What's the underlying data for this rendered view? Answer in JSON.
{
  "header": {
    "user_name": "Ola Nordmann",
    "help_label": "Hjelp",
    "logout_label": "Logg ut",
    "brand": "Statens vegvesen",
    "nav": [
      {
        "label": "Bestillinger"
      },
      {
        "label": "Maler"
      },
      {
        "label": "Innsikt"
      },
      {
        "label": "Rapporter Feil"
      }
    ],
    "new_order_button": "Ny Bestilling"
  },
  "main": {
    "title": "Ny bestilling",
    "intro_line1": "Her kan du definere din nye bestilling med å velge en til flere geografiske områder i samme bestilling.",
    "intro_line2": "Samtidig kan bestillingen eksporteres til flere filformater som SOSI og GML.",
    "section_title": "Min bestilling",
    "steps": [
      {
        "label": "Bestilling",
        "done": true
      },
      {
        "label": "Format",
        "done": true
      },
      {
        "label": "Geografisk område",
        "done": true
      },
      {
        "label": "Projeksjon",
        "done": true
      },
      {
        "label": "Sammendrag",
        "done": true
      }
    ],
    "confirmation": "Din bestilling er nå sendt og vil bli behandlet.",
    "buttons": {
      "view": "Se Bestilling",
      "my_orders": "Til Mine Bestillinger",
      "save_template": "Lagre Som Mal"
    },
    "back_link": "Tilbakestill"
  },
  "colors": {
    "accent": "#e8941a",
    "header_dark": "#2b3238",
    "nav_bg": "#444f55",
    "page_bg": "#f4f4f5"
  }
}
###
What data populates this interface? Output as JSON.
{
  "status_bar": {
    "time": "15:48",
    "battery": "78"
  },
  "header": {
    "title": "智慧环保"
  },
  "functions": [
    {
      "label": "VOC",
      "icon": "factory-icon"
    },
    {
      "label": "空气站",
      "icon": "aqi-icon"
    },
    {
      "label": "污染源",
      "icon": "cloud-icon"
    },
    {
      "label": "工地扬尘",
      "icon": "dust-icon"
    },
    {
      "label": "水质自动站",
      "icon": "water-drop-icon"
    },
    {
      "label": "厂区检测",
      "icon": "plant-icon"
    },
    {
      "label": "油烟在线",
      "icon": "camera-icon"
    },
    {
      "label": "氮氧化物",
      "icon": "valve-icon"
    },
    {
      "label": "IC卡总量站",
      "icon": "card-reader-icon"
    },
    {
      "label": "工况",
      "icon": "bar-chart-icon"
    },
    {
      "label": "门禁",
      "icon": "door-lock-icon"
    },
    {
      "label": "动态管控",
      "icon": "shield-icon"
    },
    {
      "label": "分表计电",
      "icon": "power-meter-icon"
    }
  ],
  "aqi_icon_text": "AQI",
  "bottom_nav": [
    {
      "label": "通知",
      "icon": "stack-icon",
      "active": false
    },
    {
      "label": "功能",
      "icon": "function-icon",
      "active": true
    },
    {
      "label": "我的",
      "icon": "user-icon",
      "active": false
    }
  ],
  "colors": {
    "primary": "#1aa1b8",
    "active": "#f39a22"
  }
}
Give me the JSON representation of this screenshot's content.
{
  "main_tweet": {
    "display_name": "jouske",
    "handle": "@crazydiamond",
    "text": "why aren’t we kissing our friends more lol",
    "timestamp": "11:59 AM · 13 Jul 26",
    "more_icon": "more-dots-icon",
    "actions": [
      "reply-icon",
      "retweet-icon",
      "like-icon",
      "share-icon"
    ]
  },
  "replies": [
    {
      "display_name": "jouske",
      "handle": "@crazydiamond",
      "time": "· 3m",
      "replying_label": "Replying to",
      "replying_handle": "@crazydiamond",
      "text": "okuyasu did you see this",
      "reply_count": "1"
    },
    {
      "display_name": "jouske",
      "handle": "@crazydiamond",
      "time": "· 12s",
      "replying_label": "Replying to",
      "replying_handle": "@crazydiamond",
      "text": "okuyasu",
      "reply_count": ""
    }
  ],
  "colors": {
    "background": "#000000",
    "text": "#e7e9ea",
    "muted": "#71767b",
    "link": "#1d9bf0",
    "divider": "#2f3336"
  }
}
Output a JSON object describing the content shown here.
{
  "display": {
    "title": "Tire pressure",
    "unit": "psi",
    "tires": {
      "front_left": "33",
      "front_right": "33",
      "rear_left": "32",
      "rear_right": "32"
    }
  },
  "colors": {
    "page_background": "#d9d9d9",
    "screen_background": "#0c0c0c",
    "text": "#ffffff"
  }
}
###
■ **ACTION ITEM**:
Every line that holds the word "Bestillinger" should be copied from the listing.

■ **YOUR SOLUTION**:
        "label": "Bestillinger"
      "my_orders": "Til Mine Bestillinger",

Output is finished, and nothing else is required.